### TASK MATERIAL ###

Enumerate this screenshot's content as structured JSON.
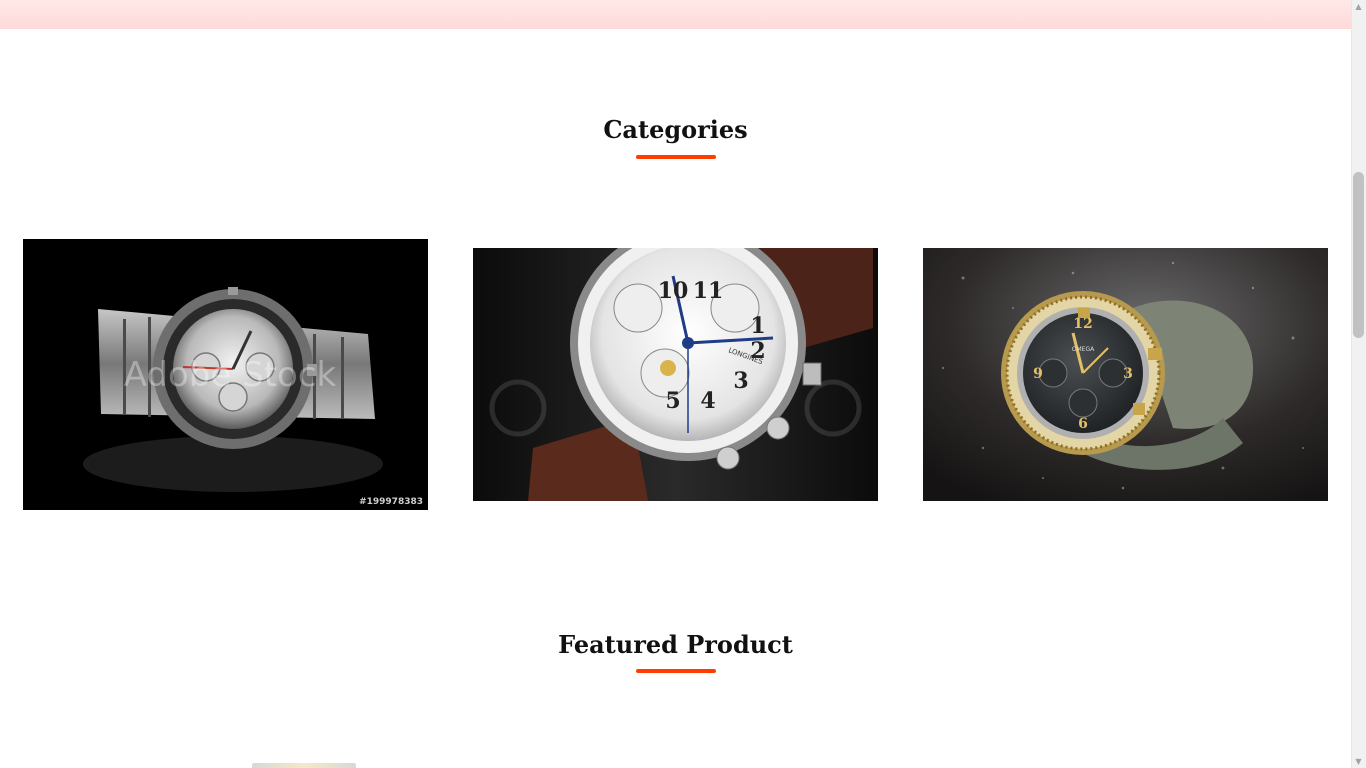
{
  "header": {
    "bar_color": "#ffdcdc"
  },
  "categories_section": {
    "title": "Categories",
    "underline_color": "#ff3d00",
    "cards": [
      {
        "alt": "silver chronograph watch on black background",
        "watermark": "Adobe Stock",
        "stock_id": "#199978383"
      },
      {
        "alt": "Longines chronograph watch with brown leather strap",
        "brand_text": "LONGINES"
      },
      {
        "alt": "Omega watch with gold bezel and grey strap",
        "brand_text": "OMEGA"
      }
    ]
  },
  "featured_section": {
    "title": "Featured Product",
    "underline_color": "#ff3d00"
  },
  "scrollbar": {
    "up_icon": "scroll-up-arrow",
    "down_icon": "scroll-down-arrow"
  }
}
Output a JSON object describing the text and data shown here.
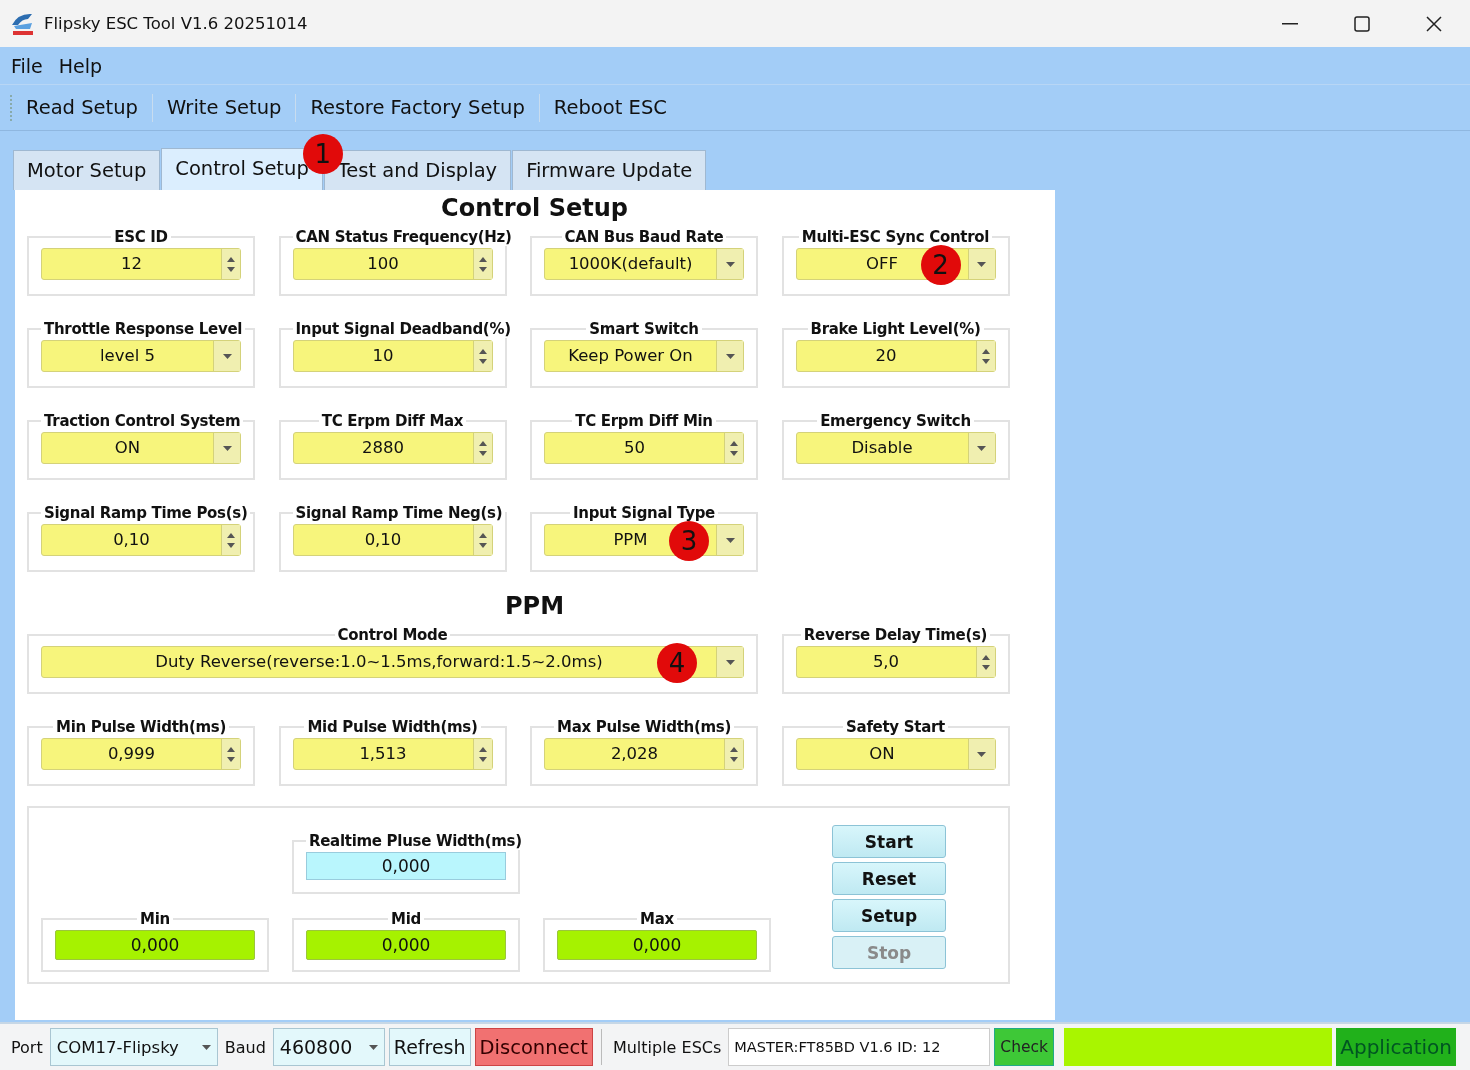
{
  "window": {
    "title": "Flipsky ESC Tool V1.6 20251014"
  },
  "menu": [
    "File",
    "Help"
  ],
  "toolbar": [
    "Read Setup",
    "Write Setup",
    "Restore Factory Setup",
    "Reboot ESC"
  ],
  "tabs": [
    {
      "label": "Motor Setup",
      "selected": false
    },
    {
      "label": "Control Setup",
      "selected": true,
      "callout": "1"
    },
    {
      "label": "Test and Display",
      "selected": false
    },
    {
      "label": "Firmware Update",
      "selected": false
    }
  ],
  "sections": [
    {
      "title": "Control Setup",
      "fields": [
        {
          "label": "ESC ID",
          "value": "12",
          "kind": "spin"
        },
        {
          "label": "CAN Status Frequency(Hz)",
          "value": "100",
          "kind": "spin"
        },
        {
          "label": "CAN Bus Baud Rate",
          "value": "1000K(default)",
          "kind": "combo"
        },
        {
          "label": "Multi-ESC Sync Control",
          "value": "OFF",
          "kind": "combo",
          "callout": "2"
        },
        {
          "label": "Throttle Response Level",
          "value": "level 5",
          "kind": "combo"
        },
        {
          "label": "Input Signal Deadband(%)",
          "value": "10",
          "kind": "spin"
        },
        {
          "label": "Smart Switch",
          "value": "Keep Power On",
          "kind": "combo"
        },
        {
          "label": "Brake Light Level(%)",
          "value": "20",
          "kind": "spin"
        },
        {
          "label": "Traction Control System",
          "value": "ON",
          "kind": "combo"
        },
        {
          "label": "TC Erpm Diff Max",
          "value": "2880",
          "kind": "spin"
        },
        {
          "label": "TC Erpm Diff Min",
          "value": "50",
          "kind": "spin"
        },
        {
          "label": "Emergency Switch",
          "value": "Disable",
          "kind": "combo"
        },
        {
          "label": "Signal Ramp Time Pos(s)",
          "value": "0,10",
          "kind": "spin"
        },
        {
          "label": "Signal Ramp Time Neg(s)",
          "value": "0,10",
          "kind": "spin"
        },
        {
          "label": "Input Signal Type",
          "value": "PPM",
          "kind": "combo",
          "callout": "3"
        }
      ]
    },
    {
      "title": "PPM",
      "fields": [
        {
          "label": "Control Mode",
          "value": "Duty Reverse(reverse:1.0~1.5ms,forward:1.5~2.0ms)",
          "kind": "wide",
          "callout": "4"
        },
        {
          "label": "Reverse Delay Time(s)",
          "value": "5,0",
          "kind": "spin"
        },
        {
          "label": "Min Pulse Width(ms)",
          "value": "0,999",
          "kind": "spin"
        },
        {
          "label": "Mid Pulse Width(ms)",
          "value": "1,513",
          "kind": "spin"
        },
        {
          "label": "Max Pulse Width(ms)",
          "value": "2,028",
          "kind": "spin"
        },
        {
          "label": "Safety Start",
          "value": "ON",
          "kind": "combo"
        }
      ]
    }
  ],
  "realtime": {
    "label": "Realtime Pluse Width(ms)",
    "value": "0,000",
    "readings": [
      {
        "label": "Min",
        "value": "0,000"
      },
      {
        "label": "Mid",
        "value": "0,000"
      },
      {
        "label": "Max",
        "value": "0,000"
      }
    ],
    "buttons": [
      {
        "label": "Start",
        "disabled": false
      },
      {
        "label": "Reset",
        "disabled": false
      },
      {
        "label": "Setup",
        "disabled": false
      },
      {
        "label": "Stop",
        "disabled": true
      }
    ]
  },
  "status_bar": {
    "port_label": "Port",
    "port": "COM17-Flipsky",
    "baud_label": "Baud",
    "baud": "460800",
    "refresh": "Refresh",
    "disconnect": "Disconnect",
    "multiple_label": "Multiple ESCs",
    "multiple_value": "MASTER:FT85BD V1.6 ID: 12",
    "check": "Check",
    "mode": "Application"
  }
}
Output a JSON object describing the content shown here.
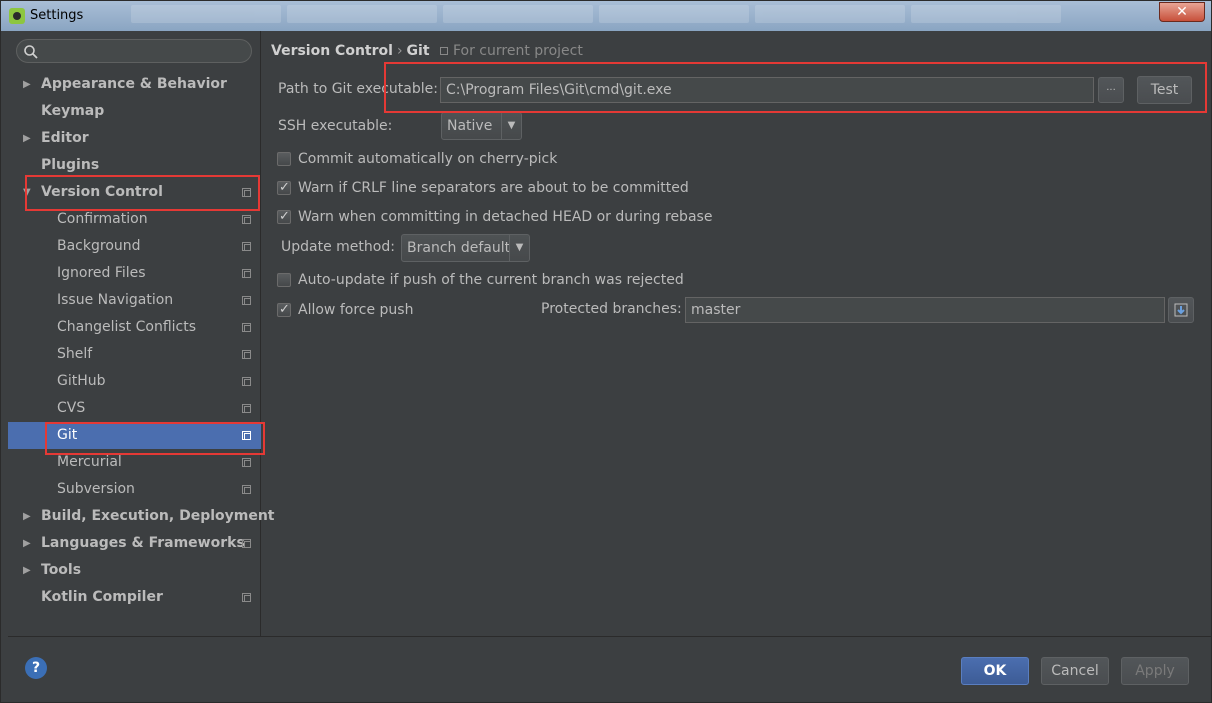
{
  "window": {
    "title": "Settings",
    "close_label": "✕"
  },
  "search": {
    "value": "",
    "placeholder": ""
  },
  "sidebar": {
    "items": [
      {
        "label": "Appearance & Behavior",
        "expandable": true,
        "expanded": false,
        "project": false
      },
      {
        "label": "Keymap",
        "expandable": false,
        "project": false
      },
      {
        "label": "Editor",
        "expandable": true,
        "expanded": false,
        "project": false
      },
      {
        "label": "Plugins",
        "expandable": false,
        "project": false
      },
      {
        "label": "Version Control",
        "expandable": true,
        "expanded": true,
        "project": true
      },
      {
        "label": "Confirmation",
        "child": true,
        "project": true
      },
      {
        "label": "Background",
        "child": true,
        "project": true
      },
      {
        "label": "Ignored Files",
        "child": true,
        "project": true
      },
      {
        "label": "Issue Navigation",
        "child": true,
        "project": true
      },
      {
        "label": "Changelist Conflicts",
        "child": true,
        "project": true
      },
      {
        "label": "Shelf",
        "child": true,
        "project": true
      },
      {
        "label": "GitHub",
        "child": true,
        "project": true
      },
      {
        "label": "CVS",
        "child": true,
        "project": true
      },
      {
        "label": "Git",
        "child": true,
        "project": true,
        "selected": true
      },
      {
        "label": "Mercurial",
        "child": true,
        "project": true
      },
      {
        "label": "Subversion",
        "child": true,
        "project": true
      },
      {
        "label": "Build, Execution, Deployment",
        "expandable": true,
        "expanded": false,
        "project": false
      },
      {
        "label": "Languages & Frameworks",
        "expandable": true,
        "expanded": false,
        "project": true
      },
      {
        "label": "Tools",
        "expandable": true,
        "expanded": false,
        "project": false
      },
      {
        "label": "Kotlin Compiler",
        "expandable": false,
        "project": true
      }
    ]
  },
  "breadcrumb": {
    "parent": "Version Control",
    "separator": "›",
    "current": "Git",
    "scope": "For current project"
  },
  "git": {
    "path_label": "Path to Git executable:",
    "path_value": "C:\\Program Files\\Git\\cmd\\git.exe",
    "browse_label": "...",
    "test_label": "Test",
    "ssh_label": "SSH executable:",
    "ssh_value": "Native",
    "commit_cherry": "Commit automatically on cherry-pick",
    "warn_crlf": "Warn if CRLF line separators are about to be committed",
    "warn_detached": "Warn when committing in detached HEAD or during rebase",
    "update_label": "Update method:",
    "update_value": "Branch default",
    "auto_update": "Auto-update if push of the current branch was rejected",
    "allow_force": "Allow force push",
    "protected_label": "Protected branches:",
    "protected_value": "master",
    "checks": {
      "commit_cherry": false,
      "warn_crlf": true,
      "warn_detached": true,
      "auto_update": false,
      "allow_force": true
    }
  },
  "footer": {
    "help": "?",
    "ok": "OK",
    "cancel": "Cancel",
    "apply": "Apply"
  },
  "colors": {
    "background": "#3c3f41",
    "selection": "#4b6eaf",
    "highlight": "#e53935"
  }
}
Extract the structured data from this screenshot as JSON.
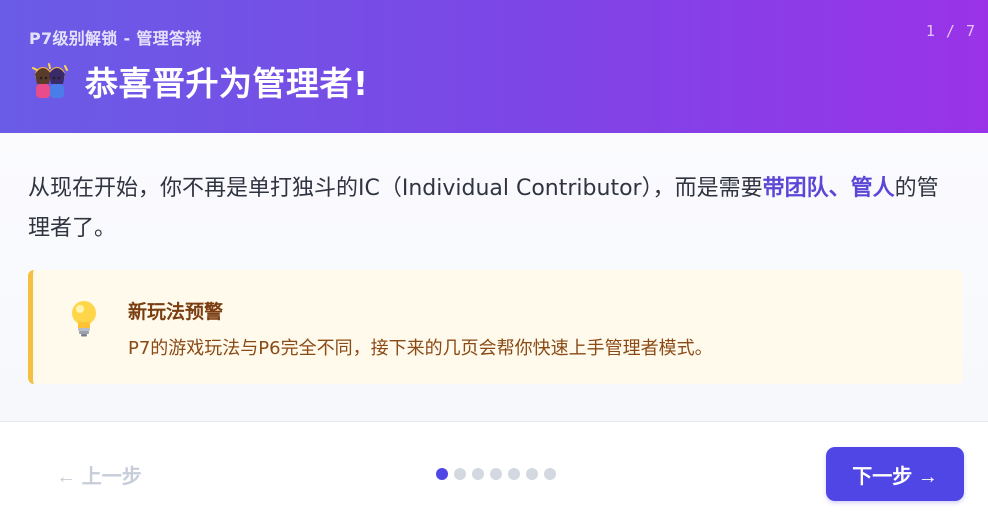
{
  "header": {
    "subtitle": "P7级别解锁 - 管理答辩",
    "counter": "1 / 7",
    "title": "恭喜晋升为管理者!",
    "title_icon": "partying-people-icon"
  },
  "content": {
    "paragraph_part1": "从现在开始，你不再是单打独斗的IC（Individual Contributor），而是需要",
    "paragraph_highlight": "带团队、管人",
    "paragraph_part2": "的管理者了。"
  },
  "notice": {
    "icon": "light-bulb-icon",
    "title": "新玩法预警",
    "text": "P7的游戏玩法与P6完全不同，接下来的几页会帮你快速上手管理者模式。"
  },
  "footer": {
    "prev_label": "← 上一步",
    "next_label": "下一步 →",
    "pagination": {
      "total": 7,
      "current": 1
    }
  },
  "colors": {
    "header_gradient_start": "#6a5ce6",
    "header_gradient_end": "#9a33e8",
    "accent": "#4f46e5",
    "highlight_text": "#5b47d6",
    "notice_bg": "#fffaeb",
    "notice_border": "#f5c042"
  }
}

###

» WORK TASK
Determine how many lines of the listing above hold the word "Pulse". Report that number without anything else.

» RESULT OF THIS TASK
3